The data from the telematics system will be an invaluable asset in reaching your business goals and can then help your fleet become more competitive, by winning and renewing more contracts, attracting and retaining the best drivers, and by making compliance a practically automated endeavor. So, how do you do it? The answer is all in the data, which will help you to expose inefficiencies, identify positive anomalies which can drive you to take knowledgeable actions in real-time.
Even with an abundance of raw information, it can be tough to know what the data means without something to compare it to or help ‘connect the dots.’ That’s where AI coupled with Machine Learning creates predictive analytics and historical data to highlight certain data points which can guide fleet managers as they review and make decisions.
Comparisons are critical for spotting harmful trends that can be improved upon, or a surprising positive trend that should become a standard process and replicated. Through AI, a base dataset is calculated to determine how your fleet currently performs. Through machine learning, that baseline is then assessed against new information from which opportunities can be recommended. Without much user intervention, some of the areas AI can expose include:
- Examining how long drivers take on similar types of jobs and routes
- Monitoring fuel spend and consumption
- Tracking idle time data coupled with location to see if you can avoid high idle zones
- Service companies can look at time on site data across the field to see if some of their technicians are more efficient than others
- Reviewing specific driving behaviors along with maintenance records to see if some drivers are causing more frequent repairs, or if some drivers have fewer repairs and figuring out why that might be
- Seeing which jobs take the longest or cost the most
- Identifying the correct equipment to use for different loads and/or different routes
- Becoming predictive with maintenance so that fleet managers can avoid safety issues, catch maintenance items before they get worse, ensure that vehicles are not pulled off the road due to unexpected maintenance items or vice versa are being serviced too frequently
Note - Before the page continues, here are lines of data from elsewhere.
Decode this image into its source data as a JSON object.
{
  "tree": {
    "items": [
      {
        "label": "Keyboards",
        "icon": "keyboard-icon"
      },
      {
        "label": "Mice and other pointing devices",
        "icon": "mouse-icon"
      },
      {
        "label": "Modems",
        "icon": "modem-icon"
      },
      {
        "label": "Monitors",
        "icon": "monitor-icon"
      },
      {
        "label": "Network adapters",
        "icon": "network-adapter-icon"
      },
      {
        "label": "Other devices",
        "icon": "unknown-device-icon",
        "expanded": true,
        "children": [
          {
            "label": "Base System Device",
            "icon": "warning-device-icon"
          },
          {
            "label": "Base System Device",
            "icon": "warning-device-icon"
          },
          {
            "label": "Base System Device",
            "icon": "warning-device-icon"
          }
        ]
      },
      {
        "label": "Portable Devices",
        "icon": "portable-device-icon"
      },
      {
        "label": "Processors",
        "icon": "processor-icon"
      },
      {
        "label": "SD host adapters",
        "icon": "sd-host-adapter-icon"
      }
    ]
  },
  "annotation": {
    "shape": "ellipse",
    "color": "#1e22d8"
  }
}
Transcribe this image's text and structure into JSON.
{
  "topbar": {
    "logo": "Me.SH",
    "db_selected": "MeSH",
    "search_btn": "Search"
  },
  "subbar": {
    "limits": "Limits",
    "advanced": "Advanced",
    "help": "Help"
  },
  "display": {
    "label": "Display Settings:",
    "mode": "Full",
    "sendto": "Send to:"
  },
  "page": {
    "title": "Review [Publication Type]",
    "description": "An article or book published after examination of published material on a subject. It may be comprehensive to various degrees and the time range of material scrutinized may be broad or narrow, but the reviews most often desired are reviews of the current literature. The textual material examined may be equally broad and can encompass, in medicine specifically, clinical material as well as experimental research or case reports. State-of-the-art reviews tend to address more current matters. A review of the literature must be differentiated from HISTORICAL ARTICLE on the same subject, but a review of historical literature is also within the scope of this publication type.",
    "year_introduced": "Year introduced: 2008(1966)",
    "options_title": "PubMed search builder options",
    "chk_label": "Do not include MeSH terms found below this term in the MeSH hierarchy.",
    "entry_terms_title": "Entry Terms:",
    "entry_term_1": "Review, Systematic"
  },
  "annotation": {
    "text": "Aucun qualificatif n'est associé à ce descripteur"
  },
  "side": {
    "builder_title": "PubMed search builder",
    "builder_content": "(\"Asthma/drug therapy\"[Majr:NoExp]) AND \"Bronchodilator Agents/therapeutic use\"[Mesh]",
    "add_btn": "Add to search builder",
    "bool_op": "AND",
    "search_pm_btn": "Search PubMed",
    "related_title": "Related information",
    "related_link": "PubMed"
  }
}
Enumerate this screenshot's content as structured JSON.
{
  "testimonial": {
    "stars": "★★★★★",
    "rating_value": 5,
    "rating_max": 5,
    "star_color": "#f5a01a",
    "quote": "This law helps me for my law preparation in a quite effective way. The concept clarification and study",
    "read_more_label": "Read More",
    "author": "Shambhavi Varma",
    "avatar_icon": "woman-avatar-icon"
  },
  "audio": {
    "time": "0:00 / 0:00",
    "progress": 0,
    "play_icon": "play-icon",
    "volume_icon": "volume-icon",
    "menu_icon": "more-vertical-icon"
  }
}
- Analyzing driver records from deep knowledge of the vehicle telematics and onboard sensor information to coach desired driver behaviors
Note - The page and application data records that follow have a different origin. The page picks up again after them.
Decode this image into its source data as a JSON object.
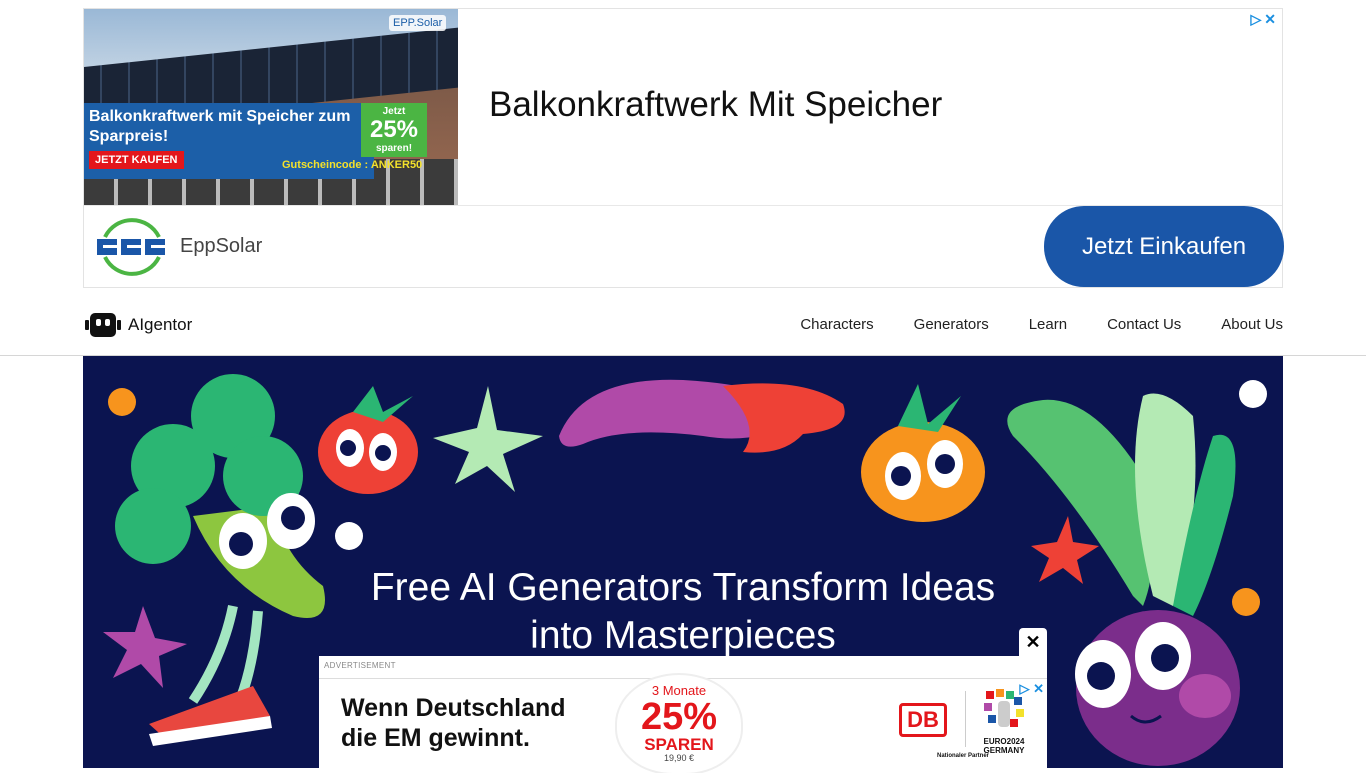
{
  "top_ad": {
    "image_brand": "EPP.Solar",
    "image_headline": "Balkonkraftwerk mit Speicher zum Sparpreis!",
    "image_buy_label": "JETZT KAUFEN",
    "image_pct_top": "Jetzt",
    "image_pct_value": "25%",
    "image_pct_bottom": "sparen!",
    "image_code": "Gutscheincode : ANKER50",
    "title": "Balkonkraftwerk Mit Speicher",
    "brand_name": "EppSolar",
    "cta_label": "Jetzt Einkaufen",
    "choices_icons": [
      "ad-choices-icon",
      "close-icon"
    ]
  },
  "nav": {
    "logo_text": "AIgentor",
    "links": [
      "Characters",
      "Generators",
      "Learn",
      "Contact Us",
      "About Us"
    ]
  },
  "hero": {
    "title_line1": "Free AI Generators Transform Ideas",
    "title_line2": "into Masterpieces",
    "background": "#0b1450"
  },
  "bottom_ad": {
    "close_label": "✕",
    "label": "ADVERTISEMENT",
    "headline_line1": "Wenn Deutschland",
    "headline_line2": "die EM gewinnt.",
    "sale_months": "3 Monate",
    "sale_value": "25%",
    "sale_word": "SPAREN",
    "sale_price": "19,90 €",
    "db_logo": "DB",
    "euro_text": "EURO2024",
    "euro_country": "GERMANY",
    "partner_text": "Nationaler Partner"
  }
}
Look at Anomalies
Sometimes projects may go off the rails and fleets could out- or under-perform drastically compared to the expectation. These instances can be easily found and sorted through an advanced telematics platform and trigger a deeper dive into the numbers. Something off about a data set might require a closer look at other data points to get to the bottom of the issue.
Fleet managers can set up their platforms to automate this data-discovery process and get the answers they need in an instant. Deep machine learning technologies can discover anomalies based on historic data and associated real-time data. For example, this may show why fuel costs spike on a Friday on a given delivery, or why it takes less time to complete similar jobs for a specific client.
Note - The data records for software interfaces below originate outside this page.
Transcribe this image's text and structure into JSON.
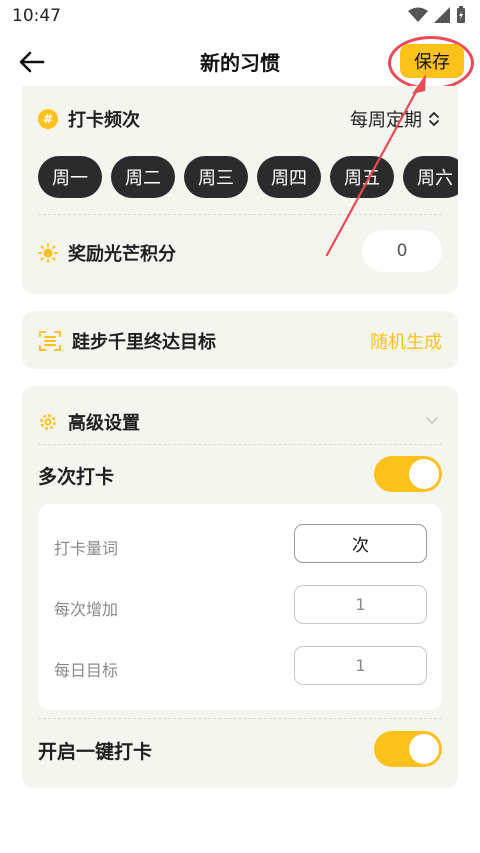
{
  "status_bar": {
    "time": "10:47"
  },
  "app_bar": {
    "title": "新的习惯",
    "save_label": "保存"
  },
  "frequency": {
    "title": "打卡频次",
    "mode": "每周定期",
    "days": [
      "周一",
      "周二",
      "周三",
      "周四",
      "周五",
      "周六"
    ]
  },
  "reward": {
    "title": "奖励光芒积分",
    "points": "0"
  },
  "goal": {
    "title": "跬步千里终达目标",
    "action": "随机生成"
  },
  "advanced": {
    "title": "高级设置",
    "multi_checkin": {
      "label": "多次打卡",
      "enabled": true
    },
    "fields": [
      {
        "label": "打卡量词",
        "value": "次"
      },
      {
        "label": "每次增加",
        "value": "1"
      },
      {
        "label": "每日目标",
        "value": "1"
      }
    ],
    "one_key_checkin": {
      "label": "开启一键打卡",
      "enabled": true
    }
  },
  "colors": {
    "accent": "#fcc21b",
    "highlight": "#ec4a56",
    "chip": "#2b2b2b",
    "card": "#f4f5ef"
  }
}
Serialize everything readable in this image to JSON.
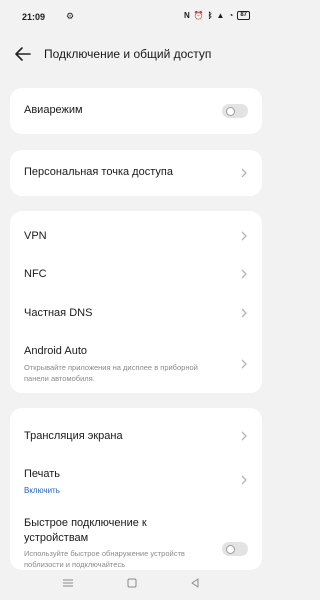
{
  "status": {
    "time": "21:09",
    "battery": "87"
  },
  "header": {
    "title": "Подключение и общий доступ"
  },
  "items": {
    "airplane": "Авиарежим",
    "hotspot": "Персональная точка доступа",
    "vpn": "VPN",
    "nfc": "NFC",
    "private_dns": "Частная DNS",
    "android_auto": "Android Auto",
    "android_auto_sub": "Открывайте приложения на дисплее в приборной панели автомобиля.",
    "cast": "Трансляция экрана",
    "print": "Печать",
    "print_status": "Включить",
    "quick_connect": "Быстрое подключение к устройствам",
    "quick_connect_sub": "Используйте быстрое обнаружение устройств поблизости и подключайтесь"
  },
  "toggles": {
    "airplane_on": false,
    "quick_connect_on": false
  },
  "colors": {
    "background": "#f2f2f2",
    "card": "#ffffff",
    "link": "#2563c7"
  }
}
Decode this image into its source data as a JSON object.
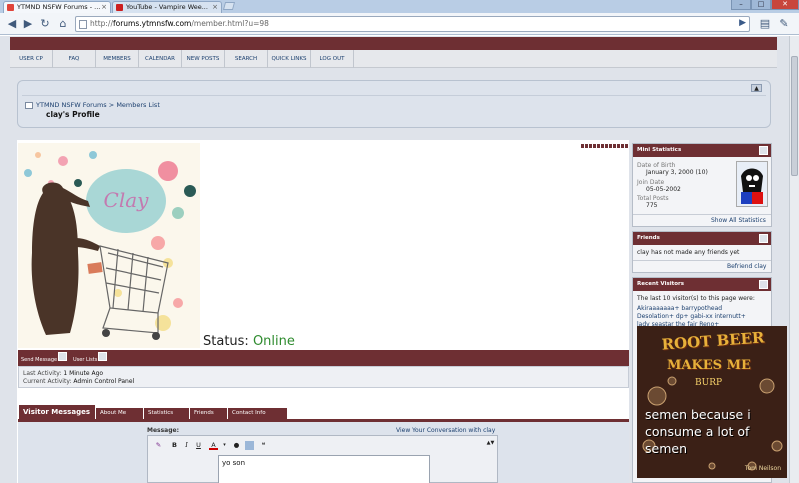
{
  "browser": {
    "tabs": [
      {
        "title": "YTMND NSFW Forums - ...",
        "active": true
      },
      {
        "title": "YouTube - Vampire Wee...",
        "active": false
      }
    ],
    "url_prefix": "http://",
    "url_domain": "forums.ytmnsfw.com",
    "url_path": "/member.html?u=98"
  },
  "menu": [
    "USER CP",
    "FAQ",
    "MEMBERS",
    "CALENDAR",
    "NEW POSTS",
    "SEARCH",
    "QUICK LINKS",
    "LOG OUT"
  ],
  "breadcrumb": {
    "forum": "YTMND NSFW Forums",
    "separator": ">",
    "section": "Members List",
    "page_title": "clay's Profile"
  },
  "profile": {
    "status_label": "Status:",
    "status_value": "Online",
    "send_message": "Send Message",
    "user_lists": "User Lists",
    "last_activity_label": "Last Activity:",
    "last_activity_value": "1 Minute Ago",
    "current_activity_label": "Current Activity:",
    "current_activity_value": "Admin Control Panel",
    "image_text": "Clay"
  },
  "profile_tabs": [
    "Visitor Messages",
    "About Me",
    "Statistics",
    "Friends",
    "Contact Info"
  ],
  "message": {
    "label": "Message:",
    "view_convo": "View Your Conversation with clay",
    "text": "yo son"
  },
  "sidebar": {
    "mini_stats": {
      "title": "Mini Statistics",
      "dob_label": "Date of Birth",
      "dob_value": "January 3, 2000 (10)",
      "join_label": "Join Date",
      "join_value": "05-05-2002",
      "posts_label": "Total Posts",
      "posts_value": "775",
      "show_all": "Show All Statistics"
    },
    "friends": {
      "title": "Friends",
      "text": "clay has not made any friends yet",
      "befriend": "Befriend clay"
    },
    "visitors": {
      "title": "Recent Visitors",
      "intro": "The last 10 visitor(s) to this page were:",
      "names_line1": "Akiraaaaaaa+  barrypothead",
      "names_line2": "Desolation+  dp+  gabi-xx  internutt+",
      "names_line3": "lady seastar the fair  Reno+"
    }
  },
  "overlay": {
    "title1": "ROOT BEER",
    "title2": "MAKES ME",
    "title3": "BURP",
    "caption": "semen because i consume a lot of semen",
    "author": "Tom Neilson"
  }
}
Through the use of smart telematics platforms powered by AI, fleet managers can effectively use the data to make actionable decisions with confidence. Often when there’s an inefficiency or a safety hazard, the course correction becomes apparent. The platform can be configured to provide fleet managers with important data patterns so that they can then identify trends and determine the best course of action in real-time. Some of the common data-based fleet decisions include:
- Educating and rewarding drivers
- Immediate route adjustments to routes or schedules
- Proactively identifying maintenance for in-service vehicles
- Purchasing equipment that has been proven to last longer
- Downsizing or adding to your fleet to increase production and revenue
- Immediately identifying and acting on trends that may have a better safety outcome
- Recognizing “hotspot” areas where increased idling or speeding events occur to explore how to avoid them
- Using the right vehicle and driver for each task
- Identifying customer issues before they arise and taking immediate counter measures to provide the best service
Fueling Decisions With Data
All of these points are based on the data you receive, but is there such a thing as too much data? Yes, sometimes you can have too much data, especially if you’re unable to draw important and actionable conclusions.
The key is to choose a telematics platform that is powerful enough and can secure the right data for your fleet. Through innovations in AI, machine learning, geofencing, data collection and camera/streaming technology, there has never been such a huge opportunity for fleet managers to have deep insights into what is going on with their fleet. A telematics system that uses next-gen technology like these also decreases the need for a data analyst and removes costly analysis periods where revenue may be lost waiting for those conclusions.
With these advancements in telematics, fleet and asset management platforms can now tell fleet managers what they don’t know when they need to know it. This further enables them to draw their own conclusions, apply their own best judgment backed by real-time data, and coach and enforce the best course of action. Ultimately, this updated technology allows fleet decision-makers to get ahead of potential issues rather than identifying them through historical data.